Summer is a busy time for gardens, with barbecues, family gatherings, kids’ play things, and all the associated equipment and furniture. When things slow down in autumn it’s hard to know what to do with all that outdoor stuff to keep it tucked safely away and in good condition. No one wants to see paddling pools gathering moss through the winter months.
Cleaning and Prepping Furnishings
It’s a chore, but far better to give everything a good clean before putting it away than face cleaning it next year when you get it all out again.
- Outdoor furniture – brush all the loose dirt and dust off wicker, rattan, bamboo, cane or willow furnishings before washing everything down with warm soapy water. Rinse off with the garden hose and let things dry completely before weather-proofing it and packing it up. You can clean ordinary wooden furniture with sugar soap, and plastic furnishings will cope with just about any kind of cleaning. Coloured plastic can discolour or fade if it’s left outside, so store it somewhere under cover.
- Toys – any outdoor toys and games, especially those used with water, can quickly become covered in mould or moss if they’re not completely dry before you put them away for the winter.
- Soft furnishings – remove any covers and run them through the washing machine after checking they’re washable. Try sponging loungers with warm, soapy water to remove the worst of lotion or oil stains.
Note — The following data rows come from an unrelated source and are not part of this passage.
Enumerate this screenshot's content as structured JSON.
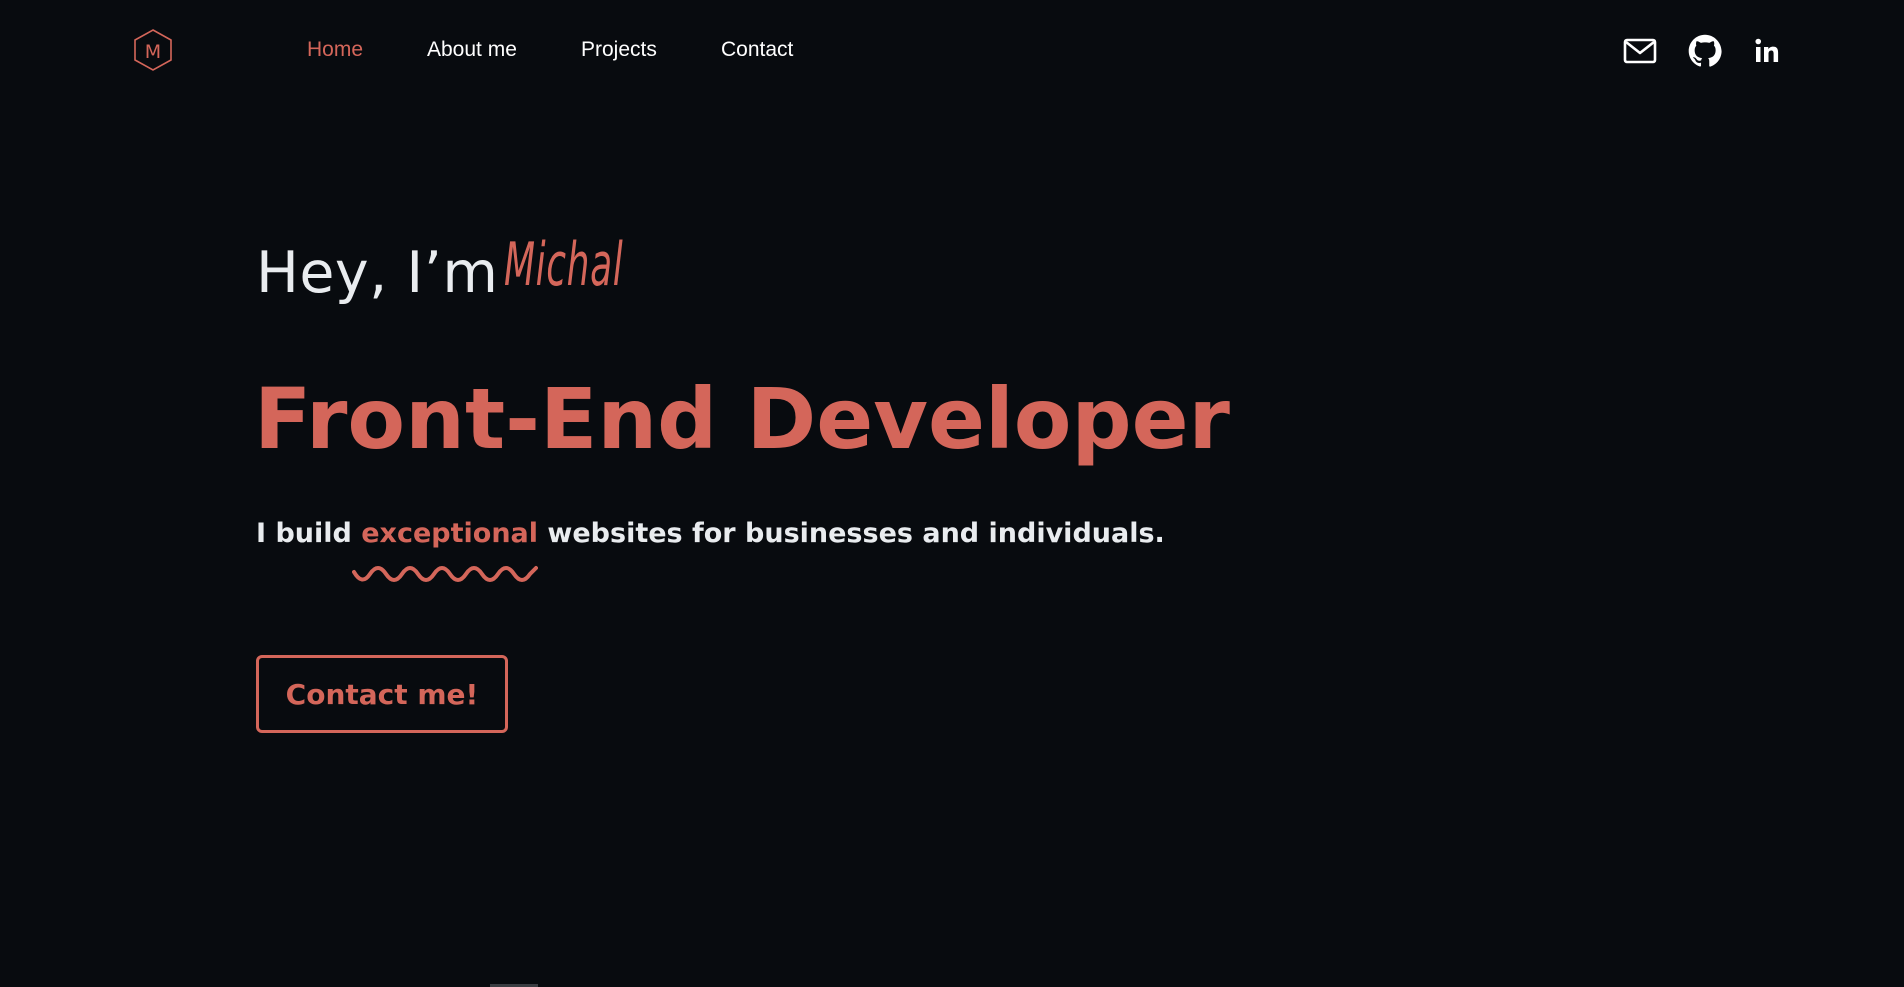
{
  "header": {
    "logo_letter": "M",
    "nav": [
      {
        "label": "Home",
        "active": true
      },
      {
        "label": "About me",
        "active": false
      },
      {
        "label": "Projects",
        "active": false
      },
      {
        "label": "Contact",
        "active": false
      }
    ],
    "social": [
      "mail-icon",
      "github-icon",
      "linkedin-icon"
    ]
  },
  "hero": {
    "greeting": "Hey, I’m",
    "name": "Michal",
    "role": "Front-End Developer",
    "tagline_start": "I build ",
    "tagline_accent": "exceptional",
    "tagline_end": " websites for businesses and individuals.",
    "cta_label": "Contact me!"
  },
  "colors": {
    "background": "#080b0f",
    "accent": "#d4665a",
    "text": "#e9ecef"
  }
}
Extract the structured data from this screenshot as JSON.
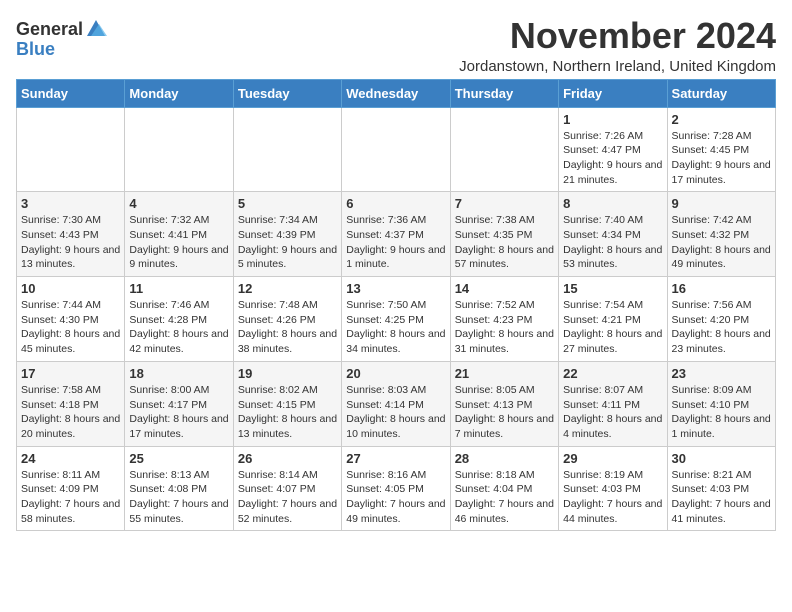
{
  "logo": {
    "general": "General",
    "blue": "Blue"
  },
  "title": "November 2024",
  "subtitle": "Jordanstown, Northern Ireland, United Kingdom",
  "calendar": {
    "headers": [
      "Sunday",
      "Monday",
      "Tuesday",
      "Wednesday",
      "Thursday",
      "Friday",
      "Saturday"
    ],
    "weeks": [
      {
        "days": [
          {
            "date": "",
            "info": ""
          },
          {
            "date": "",
            "info": ""
          },
          {
            "date": "",
            "info": ""
          },
          {
            "date": "",
            "info": ""
          },
          {
            "date": "",
            "info": ""
          },
          {
            "date": "1",
            "info": "Sunrise: 7:26 AM\nSunset: 4:47 PM\nDaylight: 9 hours and 21 minutes."
          },
          {
            "date": "2",
            "info": "Sunrise: 7:28 AM\nSunset: 4:45 PM\nDaylight: 9 hours and 17 minutes."
          }
        ]
      },
      {
        "days": [
          {
            "date": "3",
            "info": "Sunrise: 7:30 AM\nSunset: 4:43 PM\nDaylight: 9 hours and 13 minutes."
          },
          {
            "date": "4",
            "info": "Sunrise: 7:32 AM\nSunset: 4:41 PM\nDaylight: 9 hours and 9 minutes."
          },
          {
            "date": "5",
            "info": "Sunrise: 7:34 AM\nSunset: 4:39 PM\nDaylight: 9 hours and 5 minutes."
          },
          {
            "date": "6",
            "info": "Sunrise: 7:36 AM\nSunset: 4:37 PM\nDaylight: 9 hours and 1 minute."
          },
          {
            "date": "7",
            "info": "Sunrise: 7:38 AM\nSunset: 4:35 PM\nDaylight: 8 hours and 57 minutes."
          },
          {
            "date": "8",
            "info": "Sunrise: 7:40 AM\nSunset: 4:34 PM\nDaylight: 8 hours and 53 minutes."
          },
          {
            "date": "9",
            "info": "Sunrise: 7:42 AM\nSunset: 4:32 PM\nDaylight: 8 hours and 49 minutes."
          }
        ]
      },
      {
        "days": [
          {
            "date": "10",
            "info": "Sunrise: 7:44 AM\nSunset: 4:30 PM\nDaylight: 8 hours and 45 minutes."
          },
          {
            "date": "11",
            "info": "Sunrise: 7:46 AM\nSunset: 4:28 PM\nDaylight: 8 hours and 42 minutes."
          },
          {
            "date": "12",
            "info": "Sunrise: 7:48 AM\nSunset: 4:26 PM\nDaylight: 8 hours and 38 minutes."
          },
          {
            "date": "13",
            "info": "Sunrise: 7:50 AM\nSunset: 4:25 PM\nDaylight: 8 hours and 34 minutes."
          },
          {
            "date": "14",
            "info": "Sunrise: 7:52 AM\nSunset: 4:23 PM\nDaylight: 8 hours and 31 minutes."
          },
          {
            "date": "15",
            "info": "Sunrise: 7:54 AM\nSunset: 4:21 PM\nDaylight: 8 hours and 27 minutes."
          },
          {
            "date": "16",
            "info": "Sunrise: 7:56 AM\nSunset: 4:20 PM\nDaylight: 8 hours and 23 minutes."
          }
        ]
      },
      {
        "days": [
          {
            "date": "17",
            "info": "Sunrise: 7:58 AM\nSunset: 4:18 PM\nDaylight: 8 hours and 20 minutes."
          },
          {
            "date": "18",
            "info": "Sunrise: 8:00 AM\nSunset: 4:17 PM\nDaylight: 8 hours and 17 minutes."
          },
          {
            "date": "19",
            "info": "Sunrise: 8:02 AM\nSunset: 4:15 PM\nDaylight: 8 hours and 13 minutes."
          },
          {
            "date": "20",
            "info": "Sunrise: 8:03 AM\nSunset: 4:14 PM\nDaylight: 8 hours and 10 minutes."
          },
          {
            "date": "21",
            "info": "Sunrise: 8:05 AM\nSunset: 4:13 PM\nDaylight: 8 hours and 7 minutes."
          },
          {
            "date": "22",
            "info": "Sunrise: 8:07 AM\nSunset: 4:11 PM\nDaylight: 8 hours and 4 minutes."
          },
          {
            "date": "23",
            "info": "Sunrise: 8:09 AM\nSunset: 4:10 PM\nDaylight: 8 hours and 1 minute."
          }
        ]
      },
      {
        "days": [
          {
            "date": "24",
            "info": "Sunrise: 8:11 AM\nSunset: 4:09 PM\nDaylight: 7 hours and 58 minutes."
          },
          {
            "date": "25",
            "info": "Sunrise: 8:13 AM\nSunset: 4:08 PM\nDaylight: 7 hours and 55 minutes."
          },
          {
            "date": "26",
            "info": "Sunrise: 8:14 AM\nSunset: 4:07 PM\nDaylight: 7 hours and 52 minutes."
          },
          {
            "date": "27",
            "info": "Sunrise: 8:16 AM\nSunset: 4:05 PM\nDaylight: 7 hours and 49 minutes."
          },
          {
            "date": "28",
            "info": "Sunrise: 8:18 AM\nSunset: 4:04 PM\nDaylight: 7 hours and 46 minutes."
          },
          {
            "date": "29",
            "info": "Sunrise: 8:19 AM\nSunset: 4:03 PM\nDaylight: 7 hours and 44 minutes."
          },
          {
            "date": "30",
            "info": "Sunrise: 8:21 AM\nSunset: 4:03 PM\nDaylight: 7 hours and 41 minutes."
          }
        ]
      }
    ]
  }
}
Dip small cushions that don’t have removable covers in a bowl of soapy water to remove surface dust and dirt, then hang them up to dry.
Cleaning Garden Machines and Tools
These things are expensive so they’re worth looking after. Get all the dried grass out of mower moving parts and from around wheels, and give blades and other metal parts a wipeover with an oily rag. It’ll help discourage rust, and you can do the same with metal tools after removing the surface dirt. Anything with moving parts, such as loppers or secateurs will store better with a light oily coating.
Knock any soil residue off spades or forks before putting them into store. Not only will they stay in better condition, it’s far nicer to return to clean tools next spring.
Around the Garden Itself
Give lawns and grassy areas a last mow, and trim the edges for a neat finish that will last till next spring. Tidy up the flower beds and borders by weeding and cutting back the plants that will stay in place. Doing these chores now will make clearing up falling leaves easier as the autumn season progresses. If you normally let leaves lie where they fall, consider raking them up for the sake of your lawn or flower borders. Leaves on the lawn encourage moss, and in flower beds they provide homes for slugs. It’s nice to leave stems with seed pods though, as these help feed birds over winter.
If you have plenty of room at home in the shed or garage, that will probably be your first option. But by the time you’ve gathered everything together, there will be quite a lot of equipment to find house room for. You can make more space in your current outbuildings by installing storage shelving or racks on which to hang tools or stow cushions and toys.
One thing to bear in mind is whether things will get damp. Even if you’re scrupulous about getting everything dry before storing it, it will still absorb moisture from the air. This can ruin soft furnishings and make tools rusty.
If you’re looking for a smart alternative, you could consider self storage for just about everything, from bulky climbing frames or trampolines to small gardening tools. You won’t clutter up the garage so there’s no room for the car, and your outdoor investment is safe because everything is protected from the elements. There are lots of storage unit sizes, so you’re not paying for space you’re not using.
A big bonus is that when you retrieve your furniture and tools in spring, everything feels fresh again so you’re less likely to be tempted to spend more on new gear
Please note this is a sponsored guest post. Stock photos from Pexel.